The European Union likes to stand as a bastion of civility. They are very much against the death penalty, and never miss an opportunity to berate America whenever a convicted criminal pays the ultimate price. Barbaric, mais oui?
Because of their stand on capital punishment, the French will not extradite a criminal back to the United States if said criminal would be subject to the death penalty. Seeing as the death penalty only applies to the most heinous of crimes, the French are giving sanctuary to the very worst criminals. For murderers, this is a very good thing. For Hans Peterson, it is a life-saver. His life, that is. Not the man he stabbed to death.
Dr. David Cornbleet was a dermatologist with offices in Chicago's Loop. Hard to imagine a more mild-mannered specialty than dermatology, with an office filled with acne-faced teens and the occasional elderly golfer with a bit of skin cancer to be lasered away.

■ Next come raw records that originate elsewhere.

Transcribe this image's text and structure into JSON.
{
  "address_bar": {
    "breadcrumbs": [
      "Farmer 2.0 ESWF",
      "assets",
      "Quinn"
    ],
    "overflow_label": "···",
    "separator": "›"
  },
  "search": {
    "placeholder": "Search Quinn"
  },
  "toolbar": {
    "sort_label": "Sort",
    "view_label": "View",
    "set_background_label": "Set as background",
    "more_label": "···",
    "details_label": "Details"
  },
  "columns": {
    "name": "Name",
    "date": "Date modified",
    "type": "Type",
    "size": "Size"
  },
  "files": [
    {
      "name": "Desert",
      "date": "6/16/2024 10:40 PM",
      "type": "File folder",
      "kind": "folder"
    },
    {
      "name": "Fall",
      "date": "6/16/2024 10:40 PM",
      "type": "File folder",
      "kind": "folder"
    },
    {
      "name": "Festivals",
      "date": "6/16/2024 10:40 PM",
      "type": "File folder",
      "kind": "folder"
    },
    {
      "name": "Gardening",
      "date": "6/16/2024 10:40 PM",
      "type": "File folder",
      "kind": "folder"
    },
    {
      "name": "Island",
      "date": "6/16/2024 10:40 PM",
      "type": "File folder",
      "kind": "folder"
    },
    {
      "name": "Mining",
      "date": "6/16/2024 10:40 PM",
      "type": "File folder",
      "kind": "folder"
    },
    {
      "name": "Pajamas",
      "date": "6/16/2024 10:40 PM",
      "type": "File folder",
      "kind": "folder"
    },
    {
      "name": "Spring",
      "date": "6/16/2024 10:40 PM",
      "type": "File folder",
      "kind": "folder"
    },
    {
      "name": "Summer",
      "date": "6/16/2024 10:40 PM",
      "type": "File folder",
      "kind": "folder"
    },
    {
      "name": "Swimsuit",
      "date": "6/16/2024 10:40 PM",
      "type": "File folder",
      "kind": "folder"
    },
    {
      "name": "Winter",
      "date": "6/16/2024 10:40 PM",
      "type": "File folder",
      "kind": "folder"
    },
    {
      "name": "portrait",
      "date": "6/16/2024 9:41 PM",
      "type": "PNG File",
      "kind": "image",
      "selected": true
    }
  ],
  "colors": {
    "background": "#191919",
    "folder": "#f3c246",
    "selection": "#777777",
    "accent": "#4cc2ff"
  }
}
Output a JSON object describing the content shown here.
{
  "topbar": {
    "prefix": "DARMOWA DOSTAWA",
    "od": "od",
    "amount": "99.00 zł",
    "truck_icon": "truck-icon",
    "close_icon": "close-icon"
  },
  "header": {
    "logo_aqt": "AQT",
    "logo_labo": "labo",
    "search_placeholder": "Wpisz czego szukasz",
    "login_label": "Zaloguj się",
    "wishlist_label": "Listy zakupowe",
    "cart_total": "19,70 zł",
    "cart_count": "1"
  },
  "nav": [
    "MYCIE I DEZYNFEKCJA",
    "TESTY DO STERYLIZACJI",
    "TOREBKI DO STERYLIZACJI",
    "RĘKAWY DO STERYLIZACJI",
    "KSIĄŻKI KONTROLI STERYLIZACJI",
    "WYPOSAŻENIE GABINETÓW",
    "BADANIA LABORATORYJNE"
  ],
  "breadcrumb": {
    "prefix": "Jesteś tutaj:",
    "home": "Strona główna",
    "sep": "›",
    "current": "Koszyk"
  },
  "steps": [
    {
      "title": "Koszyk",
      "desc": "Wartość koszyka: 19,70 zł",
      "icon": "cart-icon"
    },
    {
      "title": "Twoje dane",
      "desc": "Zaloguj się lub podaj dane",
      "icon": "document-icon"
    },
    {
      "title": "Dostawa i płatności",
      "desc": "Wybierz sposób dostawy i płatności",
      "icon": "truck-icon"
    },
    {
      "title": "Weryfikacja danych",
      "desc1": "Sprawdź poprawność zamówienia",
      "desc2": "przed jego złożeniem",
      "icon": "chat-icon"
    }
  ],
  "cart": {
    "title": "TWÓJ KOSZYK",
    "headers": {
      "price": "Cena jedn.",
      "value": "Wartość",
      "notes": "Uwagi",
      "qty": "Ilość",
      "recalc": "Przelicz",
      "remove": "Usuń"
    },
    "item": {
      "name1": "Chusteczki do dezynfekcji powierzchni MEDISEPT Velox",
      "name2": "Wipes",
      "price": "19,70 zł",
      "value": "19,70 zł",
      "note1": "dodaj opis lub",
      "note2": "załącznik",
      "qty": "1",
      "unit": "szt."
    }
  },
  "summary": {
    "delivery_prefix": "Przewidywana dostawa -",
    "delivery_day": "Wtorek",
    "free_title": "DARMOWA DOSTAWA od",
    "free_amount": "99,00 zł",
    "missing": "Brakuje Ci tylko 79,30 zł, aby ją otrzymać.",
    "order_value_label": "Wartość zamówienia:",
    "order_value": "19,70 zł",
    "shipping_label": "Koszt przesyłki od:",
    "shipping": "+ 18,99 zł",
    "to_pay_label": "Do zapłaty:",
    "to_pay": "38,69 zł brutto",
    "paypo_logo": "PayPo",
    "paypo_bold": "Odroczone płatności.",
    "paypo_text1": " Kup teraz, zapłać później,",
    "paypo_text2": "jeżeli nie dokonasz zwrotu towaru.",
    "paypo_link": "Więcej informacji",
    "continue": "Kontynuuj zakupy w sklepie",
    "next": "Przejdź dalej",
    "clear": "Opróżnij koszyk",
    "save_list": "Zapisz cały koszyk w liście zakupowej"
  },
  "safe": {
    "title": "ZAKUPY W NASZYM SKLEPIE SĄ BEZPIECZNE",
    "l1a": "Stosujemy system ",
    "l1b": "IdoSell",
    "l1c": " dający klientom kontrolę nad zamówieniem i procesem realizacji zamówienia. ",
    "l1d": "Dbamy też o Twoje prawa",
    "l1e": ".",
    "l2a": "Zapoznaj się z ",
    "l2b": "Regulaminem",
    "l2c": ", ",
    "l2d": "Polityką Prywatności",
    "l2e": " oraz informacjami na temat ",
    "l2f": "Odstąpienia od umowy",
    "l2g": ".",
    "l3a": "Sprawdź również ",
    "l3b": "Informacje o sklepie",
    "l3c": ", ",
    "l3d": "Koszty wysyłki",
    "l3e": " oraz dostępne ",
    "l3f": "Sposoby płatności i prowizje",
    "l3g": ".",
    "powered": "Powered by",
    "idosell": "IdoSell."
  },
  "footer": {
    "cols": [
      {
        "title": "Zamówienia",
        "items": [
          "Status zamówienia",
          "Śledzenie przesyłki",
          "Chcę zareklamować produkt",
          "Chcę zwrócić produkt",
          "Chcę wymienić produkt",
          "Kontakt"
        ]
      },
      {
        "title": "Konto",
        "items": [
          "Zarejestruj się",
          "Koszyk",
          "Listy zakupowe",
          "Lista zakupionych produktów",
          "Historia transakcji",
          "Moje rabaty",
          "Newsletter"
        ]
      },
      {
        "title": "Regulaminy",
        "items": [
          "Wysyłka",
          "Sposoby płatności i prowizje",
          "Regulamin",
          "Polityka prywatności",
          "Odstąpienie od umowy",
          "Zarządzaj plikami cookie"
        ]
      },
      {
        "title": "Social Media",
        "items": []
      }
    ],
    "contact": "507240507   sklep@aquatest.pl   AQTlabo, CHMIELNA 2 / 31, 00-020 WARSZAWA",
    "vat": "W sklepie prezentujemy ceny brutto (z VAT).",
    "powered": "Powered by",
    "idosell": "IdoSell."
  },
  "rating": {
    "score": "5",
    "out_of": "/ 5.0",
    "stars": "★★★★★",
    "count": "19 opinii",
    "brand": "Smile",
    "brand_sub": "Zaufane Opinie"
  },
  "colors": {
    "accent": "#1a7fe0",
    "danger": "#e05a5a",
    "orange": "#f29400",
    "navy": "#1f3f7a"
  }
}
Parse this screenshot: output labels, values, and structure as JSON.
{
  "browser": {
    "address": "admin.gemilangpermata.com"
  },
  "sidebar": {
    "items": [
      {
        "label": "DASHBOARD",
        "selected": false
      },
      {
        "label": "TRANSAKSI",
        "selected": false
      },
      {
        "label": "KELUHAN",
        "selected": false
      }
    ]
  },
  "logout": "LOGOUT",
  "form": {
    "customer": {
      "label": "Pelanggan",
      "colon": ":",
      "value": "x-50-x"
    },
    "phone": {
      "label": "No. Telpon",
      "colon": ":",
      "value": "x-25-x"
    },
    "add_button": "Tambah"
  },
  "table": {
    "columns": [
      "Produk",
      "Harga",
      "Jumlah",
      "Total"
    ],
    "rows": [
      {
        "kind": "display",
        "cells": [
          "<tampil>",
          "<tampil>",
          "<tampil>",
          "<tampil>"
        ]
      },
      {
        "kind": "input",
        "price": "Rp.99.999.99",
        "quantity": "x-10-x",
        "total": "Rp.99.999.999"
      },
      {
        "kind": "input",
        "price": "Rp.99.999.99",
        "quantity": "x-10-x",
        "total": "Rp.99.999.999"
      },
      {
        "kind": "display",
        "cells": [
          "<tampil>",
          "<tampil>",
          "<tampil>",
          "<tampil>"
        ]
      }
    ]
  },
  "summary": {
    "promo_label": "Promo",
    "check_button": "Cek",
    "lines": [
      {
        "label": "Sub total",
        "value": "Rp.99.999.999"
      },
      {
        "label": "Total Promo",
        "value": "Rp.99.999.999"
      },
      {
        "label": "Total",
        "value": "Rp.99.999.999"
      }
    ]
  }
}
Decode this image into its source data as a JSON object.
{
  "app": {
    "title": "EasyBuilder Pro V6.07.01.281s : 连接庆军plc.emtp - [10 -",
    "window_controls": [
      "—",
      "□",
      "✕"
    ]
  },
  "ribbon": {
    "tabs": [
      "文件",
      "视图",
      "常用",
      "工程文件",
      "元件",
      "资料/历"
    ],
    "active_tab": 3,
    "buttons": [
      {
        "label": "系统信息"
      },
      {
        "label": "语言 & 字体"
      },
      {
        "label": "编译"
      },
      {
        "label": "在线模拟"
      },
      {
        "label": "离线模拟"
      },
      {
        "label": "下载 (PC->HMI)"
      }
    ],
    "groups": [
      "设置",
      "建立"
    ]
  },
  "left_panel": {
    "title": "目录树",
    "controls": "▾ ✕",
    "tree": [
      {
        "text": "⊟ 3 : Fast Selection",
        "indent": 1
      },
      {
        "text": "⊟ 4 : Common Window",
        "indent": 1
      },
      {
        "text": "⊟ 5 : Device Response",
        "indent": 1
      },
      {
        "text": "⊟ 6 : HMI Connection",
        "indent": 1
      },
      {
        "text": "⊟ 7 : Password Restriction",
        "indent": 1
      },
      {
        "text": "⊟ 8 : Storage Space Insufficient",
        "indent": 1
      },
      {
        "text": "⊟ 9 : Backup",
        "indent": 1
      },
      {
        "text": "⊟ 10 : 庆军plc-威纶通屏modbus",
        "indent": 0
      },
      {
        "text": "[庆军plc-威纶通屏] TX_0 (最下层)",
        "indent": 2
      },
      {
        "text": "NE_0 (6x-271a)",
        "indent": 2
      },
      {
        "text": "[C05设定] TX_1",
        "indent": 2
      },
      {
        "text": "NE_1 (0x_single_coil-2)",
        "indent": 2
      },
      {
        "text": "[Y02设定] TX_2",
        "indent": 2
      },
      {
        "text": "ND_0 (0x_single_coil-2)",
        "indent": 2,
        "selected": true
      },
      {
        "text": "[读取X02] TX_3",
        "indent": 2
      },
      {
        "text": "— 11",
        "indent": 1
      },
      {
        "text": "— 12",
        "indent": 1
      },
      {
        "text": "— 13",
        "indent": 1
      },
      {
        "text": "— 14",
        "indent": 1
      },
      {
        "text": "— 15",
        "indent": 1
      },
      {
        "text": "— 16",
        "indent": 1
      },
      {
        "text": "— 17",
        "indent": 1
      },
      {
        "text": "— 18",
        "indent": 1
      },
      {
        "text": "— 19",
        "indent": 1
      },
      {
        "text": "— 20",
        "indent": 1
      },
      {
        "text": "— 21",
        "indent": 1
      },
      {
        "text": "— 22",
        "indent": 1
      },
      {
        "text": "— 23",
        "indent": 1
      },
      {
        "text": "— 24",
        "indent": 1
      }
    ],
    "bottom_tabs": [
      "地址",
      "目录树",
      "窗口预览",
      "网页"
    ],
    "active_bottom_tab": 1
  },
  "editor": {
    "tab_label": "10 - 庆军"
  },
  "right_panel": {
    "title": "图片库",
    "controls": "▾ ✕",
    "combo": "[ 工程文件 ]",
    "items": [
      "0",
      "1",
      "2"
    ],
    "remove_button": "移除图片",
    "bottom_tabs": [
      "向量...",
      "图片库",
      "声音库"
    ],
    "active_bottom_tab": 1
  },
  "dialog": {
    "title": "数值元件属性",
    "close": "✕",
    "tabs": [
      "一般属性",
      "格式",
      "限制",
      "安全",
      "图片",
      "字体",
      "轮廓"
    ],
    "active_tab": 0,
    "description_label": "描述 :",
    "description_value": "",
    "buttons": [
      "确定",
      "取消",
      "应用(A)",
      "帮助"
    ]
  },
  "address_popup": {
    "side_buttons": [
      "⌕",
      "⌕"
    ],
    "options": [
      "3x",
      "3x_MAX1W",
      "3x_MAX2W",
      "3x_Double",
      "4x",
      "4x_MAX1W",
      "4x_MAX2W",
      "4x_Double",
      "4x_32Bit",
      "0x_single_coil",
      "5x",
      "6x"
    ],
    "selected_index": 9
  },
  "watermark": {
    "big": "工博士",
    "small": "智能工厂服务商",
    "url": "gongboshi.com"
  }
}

Last year, Hans Peterson walked into the doctor's office and viciously knifed the doctor to death, and then Mr. Peterson calmly strolled out.
Security cameras caught the murderer leaving, but by the time his photo was made available, Mr. Peterson had returned to the land of his mother's birth and promptly applied for citizenship. The police finally caught up with him, and he turned himself in to the authorities in Guadaloupe. This Caribbean island is French soil, Mr. Peterson is a French citizen (only as of May), therefore he knew full well that he could not be sent back to the States to face trial.
The State of Illinois submitted an extradition request, the French asked if the criminal might possibly face execution, Illinois said yes, so the French said non. While the Cornbleet family deals with the senseless loss, Mr. Peterson is hiding out in a tropical paradise, aided by the French government which will not release him to face justice.
The story does not end here, however, because the U.S. is still negotiating. And the Cornbleet family has weighed in as well. Forget lethal injection, they've said, there's no need. Tell the French that their citizen won't have to worry about that, so that he can be extradited to face trial and justice can be served. If Hans Peterson wants to play games with French citizenship, the prosecutors in Illinois can trump his hand.
And you'd think that the French would be happy to entertain the compromise. After all, they're looking less than sophisticated for having fallen for a con's scam that's helped a man get away with murder.